That grunted as they crunched the mast
For that was ripe, and fell full fast.
Then they trotted away, for the wind grew high:
One acorn they left, and no more might you spy.

Next came a Raven, that liked not such folly
He belonged, they did say, to the witch Melancholy!
Blacker was he than blackest jet,
Flew low in the rain, and his feathers not wet
He picked up the acorn and buried it straight
By the side of a river both deep and great. 

Where then did the Raven go?
He went high and low
Over hill, over dale, did the black Raven go.
Many Autumns, many Springs
Traveled he with wandering wings:
Many summers, many Winters
I can't tell half his adventures.

At length he came back, and with him a She
And the acorn was grown to a tall oak tree.
They built them a nest in the topmost bough,
And young ones they had, and were happy enow.

But soon came a Woodman in leathern guise,
His brow, like a pent-house, hung over his eyes.
He'd an axe in his hand, not a word he spoke,
But with many a hem! and a sturdy stroke,
At length he brought down the poor Raven's own oak.
His young ones were killed; for they could not depart,
And their mother did die of a broken heart. 

The boughs from the trunk the Woodman did sever; 
And they floated it down on the course of the river.
They sawed it in planks, and its bark they did strip,
And with this tree and others they made a good ship.

The ship, it was launched; but in sight of the land
Such a storm there did rise as no ship would withstand.
It bulged on a rock, and the waves rush'd in fast;
Round and round flew the Raven, and cawed to the blast.
He heard the last shriek of the perishing souls--
See! see! o'er the topmast the mad water rolls!

Right glad was the Raven, and off he went fleet,
And Death riding home on a cloud he did meet,
And he thank'd him again and again for this treat:
They had taken his all; and REVENGE IT WAS SWEET!
 


"Work Without Hope"
By Samuel Taylor Coleridge
 

All Nature seems at work.
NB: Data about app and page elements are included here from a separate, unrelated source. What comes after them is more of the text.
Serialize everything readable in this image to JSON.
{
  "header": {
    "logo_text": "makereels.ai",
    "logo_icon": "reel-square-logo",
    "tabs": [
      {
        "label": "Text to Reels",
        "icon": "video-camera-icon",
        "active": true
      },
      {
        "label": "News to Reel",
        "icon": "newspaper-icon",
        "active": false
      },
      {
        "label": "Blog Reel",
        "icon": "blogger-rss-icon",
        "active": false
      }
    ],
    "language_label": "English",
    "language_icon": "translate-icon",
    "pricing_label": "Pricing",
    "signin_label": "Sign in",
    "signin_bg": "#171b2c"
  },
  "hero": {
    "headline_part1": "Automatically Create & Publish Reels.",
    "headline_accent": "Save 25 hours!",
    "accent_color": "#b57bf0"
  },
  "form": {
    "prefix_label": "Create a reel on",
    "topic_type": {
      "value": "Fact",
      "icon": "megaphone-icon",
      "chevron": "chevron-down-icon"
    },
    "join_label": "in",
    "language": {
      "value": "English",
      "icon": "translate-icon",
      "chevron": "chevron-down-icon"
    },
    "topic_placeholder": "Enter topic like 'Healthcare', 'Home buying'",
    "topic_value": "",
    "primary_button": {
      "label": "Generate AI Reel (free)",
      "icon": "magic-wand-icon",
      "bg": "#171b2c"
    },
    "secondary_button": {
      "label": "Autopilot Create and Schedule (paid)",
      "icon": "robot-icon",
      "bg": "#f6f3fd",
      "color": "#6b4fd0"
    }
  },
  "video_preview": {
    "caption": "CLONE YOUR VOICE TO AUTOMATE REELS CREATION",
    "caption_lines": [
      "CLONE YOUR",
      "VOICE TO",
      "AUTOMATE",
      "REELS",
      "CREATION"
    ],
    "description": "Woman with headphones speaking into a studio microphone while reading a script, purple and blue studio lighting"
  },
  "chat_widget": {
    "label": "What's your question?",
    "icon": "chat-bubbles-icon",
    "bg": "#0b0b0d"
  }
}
Slugs leave their lair - 
The bees are stirring -birds are on the wing - 
And Winter slumbering in the open air,
Wears on his smiling face a dream of Spring!
And I the while, the sole unbusy thing,
Nor honey make, nor pair, nor build, nor sing.
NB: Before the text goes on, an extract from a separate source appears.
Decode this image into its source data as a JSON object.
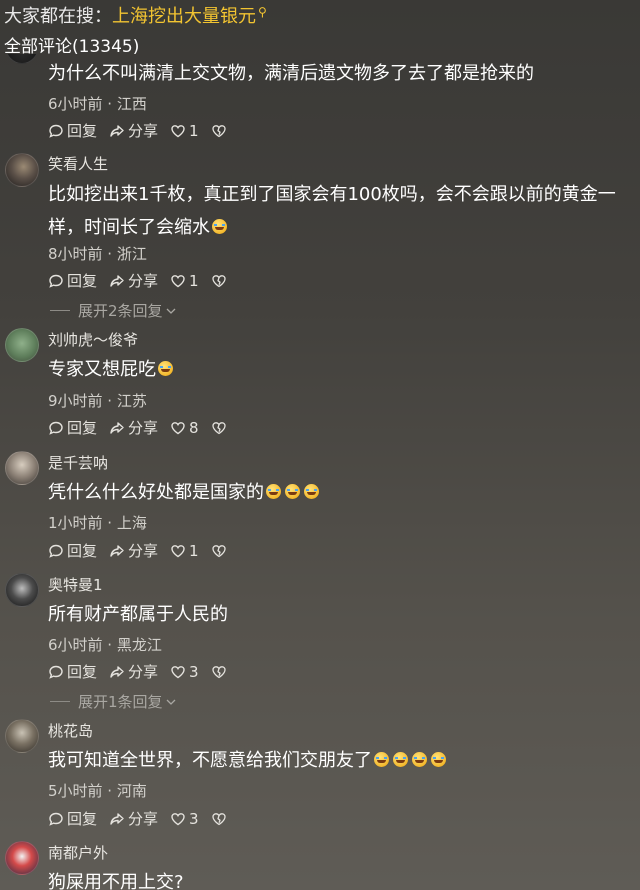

Yet well I ken the banks where amaranths blow,
Have traced the fount whence streams of nectar flow.
Bloom, O ye amaranths! bloom for whom ye may,
For me ye bloom not! Glide, rich streams, away!
With lips unbrightened, wreathless brow, I stroll:
And would you learn the spells that drowse my soul?
Work without Hope draws nectar in a sieve,
And Hope without an object cannot live.